Submission of proposals Please upload your proposal for a presentation of 20 minutes (max.) at conference no later than April 15th, 2018. Your proposal should contain 8.000 characters maximum (including spaces, references, tables, figures). The proposal must relate to the conference topic and elaborate on the subject’s relevance and originality. Please add a title page to the abstract containing the name(s) and address(es) of the presenter(s) and the title of the presentation.

By submitting the proposal, you agree to present your paper at the conference. Suggestions for innovative presentation formats such as roundtables or others are welcome. Please contact us as soon as possible if you would like to suggest other presentation formats.

Submissions will go through an anonymous peer-review process taking into account the originality, relevance, distinctiveness, and conciseness of the proposal as well as its theoretical foundation and the adequateness of research methods. The general fit with the conference topic will be considered, too.

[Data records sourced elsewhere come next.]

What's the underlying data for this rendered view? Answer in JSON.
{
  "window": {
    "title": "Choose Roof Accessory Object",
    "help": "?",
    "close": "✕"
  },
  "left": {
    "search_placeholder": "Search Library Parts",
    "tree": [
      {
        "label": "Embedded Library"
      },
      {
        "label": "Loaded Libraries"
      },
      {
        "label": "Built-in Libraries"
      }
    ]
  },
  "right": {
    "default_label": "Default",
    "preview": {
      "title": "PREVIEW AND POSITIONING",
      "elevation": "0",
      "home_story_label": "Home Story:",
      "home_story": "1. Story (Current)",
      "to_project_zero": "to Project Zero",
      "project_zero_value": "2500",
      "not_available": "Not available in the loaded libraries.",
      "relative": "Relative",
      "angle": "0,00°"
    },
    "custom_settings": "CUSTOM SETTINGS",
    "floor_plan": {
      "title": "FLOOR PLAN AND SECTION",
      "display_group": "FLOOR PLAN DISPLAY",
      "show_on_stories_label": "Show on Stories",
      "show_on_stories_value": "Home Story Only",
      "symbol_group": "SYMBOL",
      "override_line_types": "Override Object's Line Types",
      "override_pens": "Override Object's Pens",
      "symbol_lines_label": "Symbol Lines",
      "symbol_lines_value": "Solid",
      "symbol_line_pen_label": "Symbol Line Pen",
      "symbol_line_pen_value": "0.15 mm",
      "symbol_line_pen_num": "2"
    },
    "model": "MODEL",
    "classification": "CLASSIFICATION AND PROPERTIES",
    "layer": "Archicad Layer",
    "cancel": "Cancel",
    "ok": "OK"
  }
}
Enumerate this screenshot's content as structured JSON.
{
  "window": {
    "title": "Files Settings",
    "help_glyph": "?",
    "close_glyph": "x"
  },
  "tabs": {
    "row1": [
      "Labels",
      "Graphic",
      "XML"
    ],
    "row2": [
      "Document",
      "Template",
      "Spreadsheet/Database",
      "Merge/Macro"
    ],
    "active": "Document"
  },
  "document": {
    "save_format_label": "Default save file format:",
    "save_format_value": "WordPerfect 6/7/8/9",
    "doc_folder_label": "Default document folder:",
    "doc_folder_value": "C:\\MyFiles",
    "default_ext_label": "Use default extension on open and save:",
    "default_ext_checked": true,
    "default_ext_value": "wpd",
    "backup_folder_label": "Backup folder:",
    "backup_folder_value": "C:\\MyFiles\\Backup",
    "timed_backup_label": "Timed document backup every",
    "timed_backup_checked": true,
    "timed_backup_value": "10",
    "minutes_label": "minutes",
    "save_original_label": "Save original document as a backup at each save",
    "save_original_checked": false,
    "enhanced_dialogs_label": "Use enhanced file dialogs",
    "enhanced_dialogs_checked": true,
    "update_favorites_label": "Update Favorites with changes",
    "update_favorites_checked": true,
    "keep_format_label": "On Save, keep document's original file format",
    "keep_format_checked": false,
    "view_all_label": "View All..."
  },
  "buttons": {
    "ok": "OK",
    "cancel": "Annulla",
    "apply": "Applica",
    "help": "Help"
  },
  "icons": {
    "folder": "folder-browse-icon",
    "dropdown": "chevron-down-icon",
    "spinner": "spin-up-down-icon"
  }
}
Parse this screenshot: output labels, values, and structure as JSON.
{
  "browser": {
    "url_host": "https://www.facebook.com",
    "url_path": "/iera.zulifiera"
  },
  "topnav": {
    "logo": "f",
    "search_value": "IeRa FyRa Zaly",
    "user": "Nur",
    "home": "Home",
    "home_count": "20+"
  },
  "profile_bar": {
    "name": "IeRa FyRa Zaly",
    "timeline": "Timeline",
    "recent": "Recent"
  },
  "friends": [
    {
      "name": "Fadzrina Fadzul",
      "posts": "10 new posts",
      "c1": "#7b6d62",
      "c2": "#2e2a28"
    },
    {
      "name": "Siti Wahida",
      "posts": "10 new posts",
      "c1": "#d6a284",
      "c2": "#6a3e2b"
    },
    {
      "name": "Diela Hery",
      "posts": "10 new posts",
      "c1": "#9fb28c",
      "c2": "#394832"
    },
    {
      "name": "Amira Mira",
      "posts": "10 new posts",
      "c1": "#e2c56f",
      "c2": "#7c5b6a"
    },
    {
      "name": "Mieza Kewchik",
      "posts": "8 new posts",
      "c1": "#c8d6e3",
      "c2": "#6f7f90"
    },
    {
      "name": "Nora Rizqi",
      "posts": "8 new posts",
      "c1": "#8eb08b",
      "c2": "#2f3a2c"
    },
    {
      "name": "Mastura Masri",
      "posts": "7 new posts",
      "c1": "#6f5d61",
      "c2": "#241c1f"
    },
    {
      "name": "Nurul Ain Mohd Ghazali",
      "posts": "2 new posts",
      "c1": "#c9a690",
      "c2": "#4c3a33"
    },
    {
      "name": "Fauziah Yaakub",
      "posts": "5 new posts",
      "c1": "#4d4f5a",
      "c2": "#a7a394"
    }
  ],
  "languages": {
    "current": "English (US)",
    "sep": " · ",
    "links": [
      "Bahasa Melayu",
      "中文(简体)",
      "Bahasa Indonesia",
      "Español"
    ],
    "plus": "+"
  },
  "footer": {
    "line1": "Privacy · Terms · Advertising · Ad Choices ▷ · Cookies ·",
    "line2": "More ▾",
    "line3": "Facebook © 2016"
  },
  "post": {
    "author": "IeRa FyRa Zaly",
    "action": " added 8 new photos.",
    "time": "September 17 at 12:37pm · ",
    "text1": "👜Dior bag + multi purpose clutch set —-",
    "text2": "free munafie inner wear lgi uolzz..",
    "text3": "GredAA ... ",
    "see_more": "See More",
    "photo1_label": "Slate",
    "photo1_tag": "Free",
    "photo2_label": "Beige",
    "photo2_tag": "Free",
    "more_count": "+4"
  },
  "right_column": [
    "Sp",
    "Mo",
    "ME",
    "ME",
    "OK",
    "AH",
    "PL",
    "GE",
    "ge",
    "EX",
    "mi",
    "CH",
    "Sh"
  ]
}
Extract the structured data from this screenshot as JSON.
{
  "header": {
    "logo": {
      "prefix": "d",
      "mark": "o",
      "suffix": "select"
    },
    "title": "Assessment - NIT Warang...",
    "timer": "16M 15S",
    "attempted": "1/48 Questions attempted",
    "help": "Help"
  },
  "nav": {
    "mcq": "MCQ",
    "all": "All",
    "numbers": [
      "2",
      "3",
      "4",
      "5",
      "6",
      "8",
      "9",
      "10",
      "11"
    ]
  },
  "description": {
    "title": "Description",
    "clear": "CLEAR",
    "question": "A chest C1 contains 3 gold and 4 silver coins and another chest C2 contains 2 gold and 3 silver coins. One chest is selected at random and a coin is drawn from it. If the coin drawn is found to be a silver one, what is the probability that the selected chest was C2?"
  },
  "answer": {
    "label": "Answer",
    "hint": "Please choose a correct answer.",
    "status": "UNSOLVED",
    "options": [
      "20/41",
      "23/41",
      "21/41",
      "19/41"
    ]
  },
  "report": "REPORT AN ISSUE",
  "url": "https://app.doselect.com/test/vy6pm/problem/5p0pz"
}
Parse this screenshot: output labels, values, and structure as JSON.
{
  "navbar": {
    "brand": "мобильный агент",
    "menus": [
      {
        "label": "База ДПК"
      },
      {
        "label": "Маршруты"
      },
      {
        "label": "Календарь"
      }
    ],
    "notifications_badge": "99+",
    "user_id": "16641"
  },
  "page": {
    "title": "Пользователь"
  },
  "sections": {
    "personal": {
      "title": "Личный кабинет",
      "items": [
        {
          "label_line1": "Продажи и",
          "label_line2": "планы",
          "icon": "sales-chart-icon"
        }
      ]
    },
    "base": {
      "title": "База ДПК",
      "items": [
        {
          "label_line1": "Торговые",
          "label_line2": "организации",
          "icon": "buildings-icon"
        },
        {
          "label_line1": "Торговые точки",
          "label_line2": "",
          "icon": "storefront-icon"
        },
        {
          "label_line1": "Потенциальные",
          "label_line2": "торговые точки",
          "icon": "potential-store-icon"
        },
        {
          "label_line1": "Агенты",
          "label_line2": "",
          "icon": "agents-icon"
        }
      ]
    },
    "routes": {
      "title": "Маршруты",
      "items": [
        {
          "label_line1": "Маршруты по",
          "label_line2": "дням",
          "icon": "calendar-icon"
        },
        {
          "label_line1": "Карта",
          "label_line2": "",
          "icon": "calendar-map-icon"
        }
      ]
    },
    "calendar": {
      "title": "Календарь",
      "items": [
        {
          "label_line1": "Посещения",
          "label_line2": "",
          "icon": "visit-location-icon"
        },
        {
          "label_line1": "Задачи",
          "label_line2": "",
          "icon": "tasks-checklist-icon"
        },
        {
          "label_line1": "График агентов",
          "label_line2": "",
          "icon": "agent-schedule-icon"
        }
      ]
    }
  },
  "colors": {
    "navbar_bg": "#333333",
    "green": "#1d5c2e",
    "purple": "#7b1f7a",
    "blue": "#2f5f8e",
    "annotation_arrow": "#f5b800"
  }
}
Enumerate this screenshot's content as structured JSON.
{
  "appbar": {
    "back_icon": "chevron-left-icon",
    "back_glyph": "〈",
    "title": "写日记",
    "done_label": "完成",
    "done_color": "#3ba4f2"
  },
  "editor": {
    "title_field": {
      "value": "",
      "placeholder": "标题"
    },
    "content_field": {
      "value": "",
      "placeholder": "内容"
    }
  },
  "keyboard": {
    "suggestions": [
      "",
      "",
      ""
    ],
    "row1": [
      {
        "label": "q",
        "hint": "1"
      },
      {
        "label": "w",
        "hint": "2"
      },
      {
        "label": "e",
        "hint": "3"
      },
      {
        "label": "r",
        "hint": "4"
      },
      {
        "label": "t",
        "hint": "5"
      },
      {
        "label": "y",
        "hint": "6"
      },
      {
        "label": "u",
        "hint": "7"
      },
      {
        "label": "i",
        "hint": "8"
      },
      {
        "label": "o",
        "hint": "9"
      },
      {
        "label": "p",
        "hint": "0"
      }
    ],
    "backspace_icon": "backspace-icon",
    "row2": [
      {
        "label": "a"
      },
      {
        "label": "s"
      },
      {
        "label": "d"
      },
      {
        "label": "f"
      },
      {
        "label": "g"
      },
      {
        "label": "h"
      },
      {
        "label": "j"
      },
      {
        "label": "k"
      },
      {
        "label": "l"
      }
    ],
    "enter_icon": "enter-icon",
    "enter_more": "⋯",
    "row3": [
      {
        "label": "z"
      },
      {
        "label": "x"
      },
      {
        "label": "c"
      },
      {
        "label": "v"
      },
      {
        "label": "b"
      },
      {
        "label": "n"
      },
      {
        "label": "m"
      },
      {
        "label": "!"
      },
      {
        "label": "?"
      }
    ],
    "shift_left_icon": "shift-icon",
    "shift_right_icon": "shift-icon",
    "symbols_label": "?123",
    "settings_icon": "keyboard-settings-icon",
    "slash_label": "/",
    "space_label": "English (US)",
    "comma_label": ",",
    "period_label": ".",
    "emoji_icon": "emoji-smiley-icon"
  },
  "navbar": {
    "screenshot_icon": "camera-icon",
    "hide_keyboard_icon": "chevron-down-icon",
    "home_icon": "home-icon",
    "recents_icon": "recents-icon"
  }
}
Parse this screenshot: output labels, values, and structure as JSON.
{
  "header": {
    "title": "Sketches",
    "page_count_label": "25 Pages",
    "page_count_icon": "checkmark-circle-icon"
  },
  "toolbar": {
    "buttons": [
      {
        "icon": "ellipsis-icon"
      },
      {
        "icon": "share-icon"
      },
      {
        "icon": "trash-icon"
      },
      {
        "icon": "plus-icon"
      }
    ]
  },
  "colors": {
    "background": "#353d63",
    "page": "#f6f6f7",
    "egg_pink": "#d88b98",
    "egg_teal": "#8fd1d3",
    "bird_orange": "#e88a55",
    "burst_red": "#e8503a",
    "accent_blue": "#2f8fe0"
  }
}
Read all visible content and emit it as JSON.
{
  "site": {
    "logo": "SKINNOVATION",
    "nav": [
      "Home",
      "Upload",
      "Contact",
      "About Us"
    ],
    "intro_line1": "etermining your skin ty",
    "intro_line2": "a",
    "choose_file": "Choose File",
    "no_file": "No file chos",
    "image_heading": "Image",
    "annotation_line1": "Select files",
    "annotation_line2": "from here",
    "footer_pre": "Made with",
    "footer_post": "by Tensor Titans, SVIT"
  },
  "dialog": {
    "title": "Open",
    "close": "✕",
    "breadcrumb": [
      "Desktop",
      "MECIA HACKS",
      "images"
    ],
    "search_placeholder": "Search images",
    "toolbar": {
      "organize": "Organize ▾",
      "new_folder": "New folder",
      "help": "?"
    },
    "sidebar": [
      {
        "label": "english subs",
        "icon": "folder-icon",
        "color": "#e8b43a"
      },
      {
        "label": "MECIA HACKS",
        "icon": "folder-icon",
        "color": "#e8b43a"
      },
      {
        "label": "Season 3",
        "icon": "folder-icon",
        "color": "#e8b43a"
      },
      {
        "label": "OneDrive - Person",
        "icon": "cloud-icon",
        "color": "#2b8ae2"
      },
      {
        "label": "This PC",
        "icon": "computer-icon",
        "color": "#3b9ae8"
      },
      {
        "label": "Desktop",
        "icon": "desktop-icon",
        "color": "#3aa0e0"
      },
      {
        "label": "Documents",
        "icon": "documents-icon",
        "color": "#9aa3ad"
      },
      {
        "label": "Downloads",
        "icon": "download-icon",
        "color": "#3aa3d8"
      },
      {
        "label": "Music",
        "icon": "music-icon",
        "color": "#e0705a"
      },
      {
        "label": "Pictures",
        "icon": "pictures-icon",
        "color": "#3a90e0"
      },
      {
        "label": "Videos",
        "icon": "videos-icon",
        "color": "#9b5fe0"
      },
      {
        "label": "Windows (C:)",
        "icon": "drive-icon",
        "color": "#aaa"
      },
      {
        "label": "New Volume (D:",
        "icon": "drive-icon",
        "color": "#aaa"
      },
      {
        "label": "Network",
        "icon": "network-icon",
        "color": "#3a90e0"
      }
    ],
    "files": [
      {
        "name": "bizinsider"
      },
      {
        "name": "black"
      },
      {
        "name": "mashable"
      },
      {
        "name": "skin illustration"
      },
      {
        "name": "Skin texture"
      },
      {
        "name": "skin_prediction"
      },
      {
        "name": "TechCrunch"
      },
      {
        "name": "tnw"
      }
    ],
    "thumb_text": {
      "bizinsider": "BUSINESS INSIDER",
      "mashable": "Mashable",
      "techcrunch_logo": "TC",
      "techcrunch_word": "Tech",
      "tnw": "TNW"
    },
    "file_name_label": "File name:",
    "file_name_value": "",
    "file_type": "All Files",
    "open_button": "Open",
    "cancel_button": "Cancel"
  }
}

You will be informed about the acceptance or rejection of your proposal no later than May 30th, 2018.

PhD Workshop
Prior to the conference, we will organize a workshop for PhD candidates on Wednesday, September 26th. The number of participants is limited. Proposals must be forwarded to the organizing committee no later than May 30th, 2018. For further information, please consult the separate call which is also available at the conference homepage.

The conference language will be English. We strongly encourage submissions of non-Western scholars. Travel and accommodation expenses cannot be reimbursed. The conference fee will be calculated as low as possible.

Conference chairs:
Professor Dr. Martin Löffelholz, Dr. Liane Rothenberger, Professor em. David H. Weaver, PhD
Head of Organizing Committee: Dr. Liane Rothenberger
Committee assistance: Ines Birnschein

Technische Universität Ilmenau,
Institut für Medien und Kommunikationswissenschaft,
D-98694 Ilmenau, Germany


+49 (0) 3677- 69 4669 (Organization)
+49 (0) 3677- 69 4703 (Conference assistance)
Fax +49 (0) 3677- 69 4645

Berglez, P. (2008). What is Global Journalism? Journalism Studies 9(6), 845-858.

Castells, M. (2005). The Network Society: from Knowledge to Policy. Castells, M. & Cardoso, G. (eds.). The Network Society: From Knowledge to Policy. Washington, DC: Johns Hopkins Center for Transatlantic Relations, 3–22.

Domingo, D. & Wiard, V. (2016). News Networks. Witschge, T., Anderson, C. W., Domingo, D., Hermida, A. (eds.): The SAGE Handbook of Digital Journalism. London, Thousand Oaks, New Delhi, Singapore: Sage, 397–409.

Hellmueller, L. (2017). Gatekeeping beyond geographical borders: Developing an analytical model of transnational journalism cultures. International Communication Gazette, 79(1), 3–25.

Jallow, A. Y. (2015). The Emerging of Global Journalism and Social Media. Global Media Journal: American Edition, 13(25), 1–10.

Löffelholz, M. & Weaver, D. H. (2008) (eds.). Global journalism research. Theories, methods, findings, future. Malden (USA), Oxford (UK), Victoria (Australia): Blackwell-Wiley.